No matter what your beliefs or political affiliation, history demands that we pause for a moment and recognize the significance of Kamala Harris’ selection as the presumptive Democratic vice presidential candidate, and the first Black woman, and first Asian American woman to run for this seat on a major party ticket.
On social media, people are reacting and connected to various aspects of her intersecting identities. The Indian-American community finds connection through her mother, the late Shyamala, Gopalan, a breast cancer researcher and civil rights activist from Tamil Nadu, India who finished her PhD at the age of 25! My Jamaican and other Caribbean Americans react to the heritage of her father, also an eminent scholar from Orange Hill in Brown’s Town, St. Ann in Jamaica.
Others in the Historically Black College and University community hail the fact that she is a proud Bison from Howard University, (side eye from the Morgan State graduate penning this piece). The point is that she represents many things to many people, and that is in essence, the significance of this moment.
For centuries, the leaders of this land have reflected a sliver of who are as a nation. Their lived experience was not mine. Their truth and perspective, no matter how open, could not encompass even a fraction of the broad realities rooted in our multi-cultural society.

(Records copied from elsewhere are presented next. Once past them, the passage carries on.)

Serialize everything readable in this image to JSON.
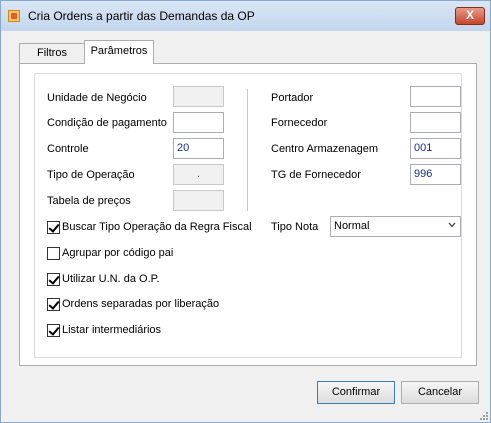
{
  "window": {
    "title": "Cria Ordens a partir das Demandas da OP",
    "close_label": "X"
  },
  "tabs": [
    {
      "label": "Filtros"
    },
    {
      "label": "Parâmetros"
    }
  ],
  "form": {
    "unidade_negocio": {
      "label": "Unidade de Negócio",
      "value": ""
    },
    "condicao_pagamento": {
      "label": "Condição de pagamento",
      "value": ""
    },
    "controle": {
      "label": "Controle",
      "value": "20"
    },
    "tipo_operacao": {
      "label": "Tipo de Operação",
      "value": "."
    },
    "tabela_precos": {
      "label": "Tabela de preços",
      "value": ""
    },
    "portador": {
      "label": "Portador",
      "value": ""
    },
    "fornecedor": {
      "label": "Fornecedor",
      "value": ""
    },
    "centro_armazenagem": {
      "label": "Centro Armazenagem",
      "value": "001"
    },
    "tg_fornecedor": {
      "label": "TG de Fornecedor",
      "value": "996"
    },
    "tipo_nota": {
      "label": "Tipo Nota",
      "value": "Normal"
    }
  },
  "checkboxes": [
    {
      "label": "Buscar Tipo Operação da Regra Fiscal",
      "checked": true
    },
    {
      "label": "Agrupar por código pai",
      "checked": false
    },
    {
      "label": "Utilizar U.N. da O.P.",
      "checked": true
    },
    {
      "label": "Ordens separadas por liberação",
      "checked": true
    },
    {
      "label": "Listar intermediários",
      "checked": true
    }
  ],
  "buttons": {
    "confirm": "Confirmar",
    "cancel": "Cancelar"
  }
}
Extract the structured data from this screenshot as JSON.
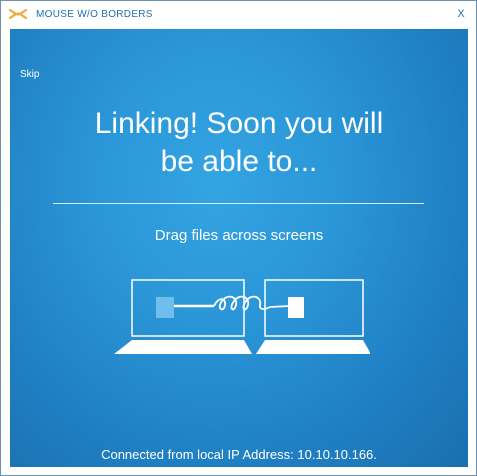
{
  "window": {
    "title": "MOUSE W/O BORDERS",
    "close_label": "X",
    "icon": "mouse-without-borders-icon"
  },
  "content": {
    "skip_label": "Skip",
    "headline_line1": "Linking! Soon you will",
    "headline_line2": "be able to...",
    "feature_text": "Drag files across screens",
    "status_text": "Connected from local IP Address: 10.10.10.166."
  },
  "colors": {
    "accent": "#1f6fb3",
    "background": "#2a96d7"
  }
}
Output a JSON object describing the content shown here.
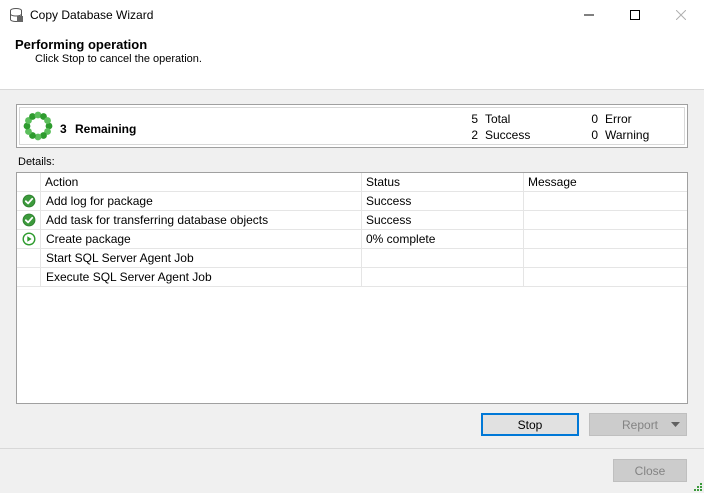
{
  "window": {
    "title": "Copy Database Wizard"
  },
  "header": {
    "title": "Performing operation",
    "subtitle": "Click Stop to cancel the operation."
  },
  "summary": {
    "remaining_count": "3",
    "remaining_label": "Remaining",
    "total_count": "5",
    "total_label": "Total",
    "success_count": "2",
    "success_label": "Success",
    "error_count": "0",
    "error_label": "Error",
    "warning_count": "0",
    "warning_label": "Warning"
  },
  "details": {
    "label": "Details:",
    "columns": [
      "Action",
      "Status",
      "Message"
    ],
    "rows": [
      {
        "icon": "success-icon",
        "action": "Add log for package",
        "status": "Success",
        "message": ""
      },
      {
        "icon": "success-icon",
        "action": "Add task for transferring database objects",
        "status": "Success",
        "message": ""
      },
      {
        "icon": "in-progress-icon",
        "action": "Create package",
        "status": "0% complete",
        "message": ""
      },
      {
        "icon": "",
        "action": "Start SQL Server Agent Job",
        "status": "",
        "message": ""
      },
      {
        "icon": "",
        "action": "Execute SQL Server Agent Job",
        "status": "",
        "message": ""
      }
    ]
  },
  "buttons": {
    "stop": "Stop",
    "report": "Report",
    "close": "Close"
  },
  "colors": {
    "success_green": "#3c9a3c",
    "progress_green": "#2e9b2e",
    "focus_blue": "#0078d7"
  }
}
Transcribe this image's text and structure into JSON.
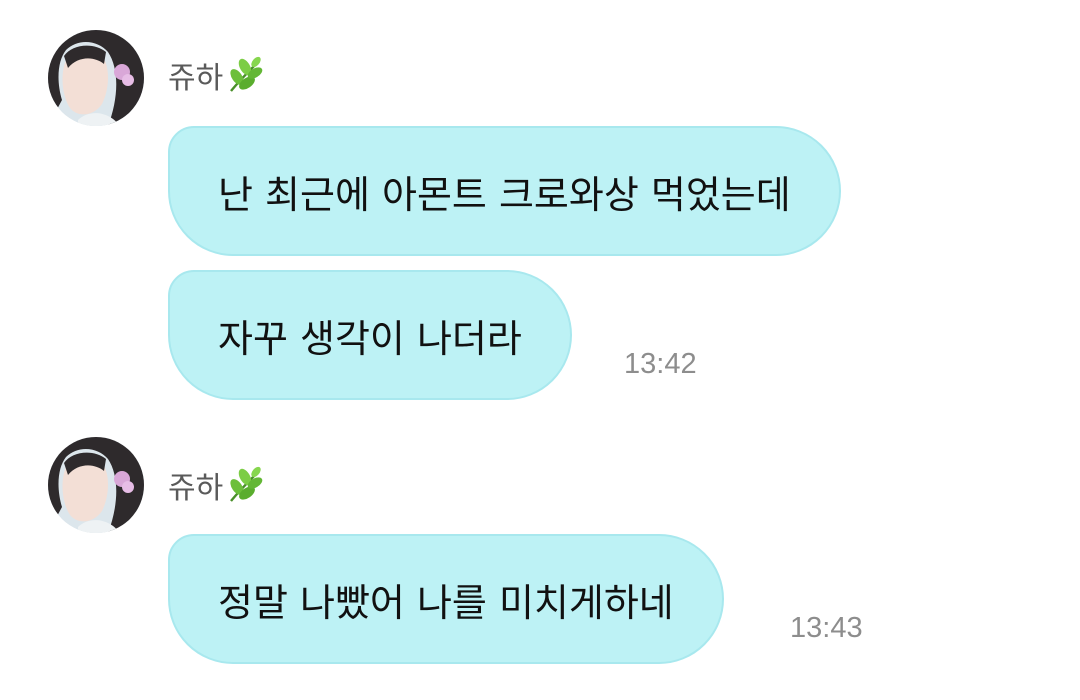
{
  "groups": [
    {
      "sender": {
        "name": "쥬하",
        "avatar_icon": "profile-photo-icon",
        "badge_icon": "herb-leaf-icon"
      },
      "messages": [
        {
          "text": "난 최근에 아몬트 크로와상 먹었는데"
        },
        {
          "text": "자꾸 생각이 나더라",
          "time": "13:42"
        }
      ]
    },
    {
      "sender": {
        "name": "쥬하",
        "avatar_icon": "profile-photo-icon",
        "badge_icon": "herb-leaf-icon"
      },
      "messages": [
        {
          "text": "정말 나빴어 나를 미치게하네",
          "time": "13:43"
        }
      ]
    }
  ],
  "colors": {
    "bubble": "#bdf2f5",
    "bubble_border": "#a8e8ee",
    "timestamp": "#8d8d8d",
    "sender_name": "#5a5a5a"
  }
}
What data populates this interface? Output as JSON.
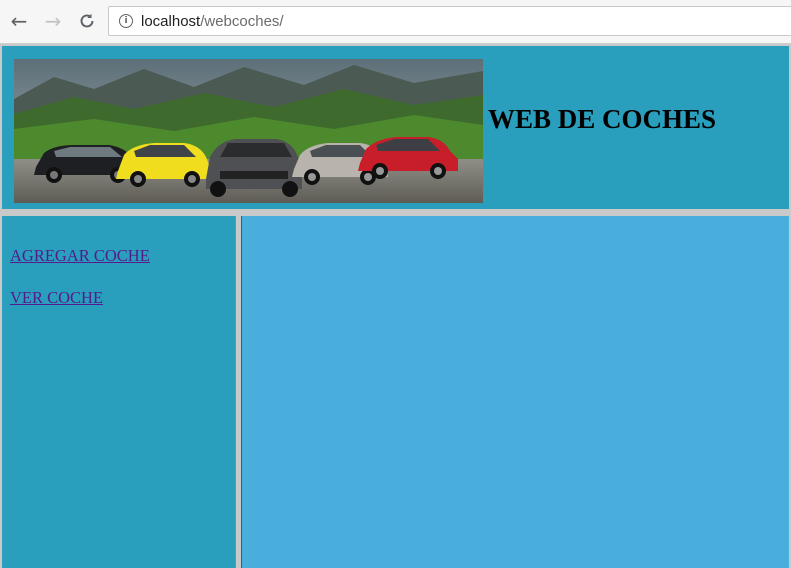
{
  "browser": {
    "url_host": "localhost",
    "url_path": "/webcoches/",
    "info_icon": "info-icon"
  },
  "header": {
    "title": "WEB DE COCHES",
    "banner_image": "cars-banner"
  },
  "menu": {
    "items": [
      {
        "label": "AGREGAR COCHE "
      },
      {
        "label": "VER COCHE"
      }
    ]
  },
  "colors": {
    "header_bg": "#2a9fbd",
    "menu_bg": "#2a9fbd",
    "content_bg": "#4aaedc",
    "link": "#551a8b"
  }
}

For me, as a Jamaican-American lawyer, who also graduated from an HBCU, I see myself in her. That familiar Jamaican admonition “…memba weh yu cum fram” that resonated with her father Donald during his childhood in Aenon Town and Orange Hill, also echoes through my history, along with the follow up comment… “an ooh yu represent.” Even without all of these commonalities, I appreciate what she represents to all of us, a vision of what America is and should be.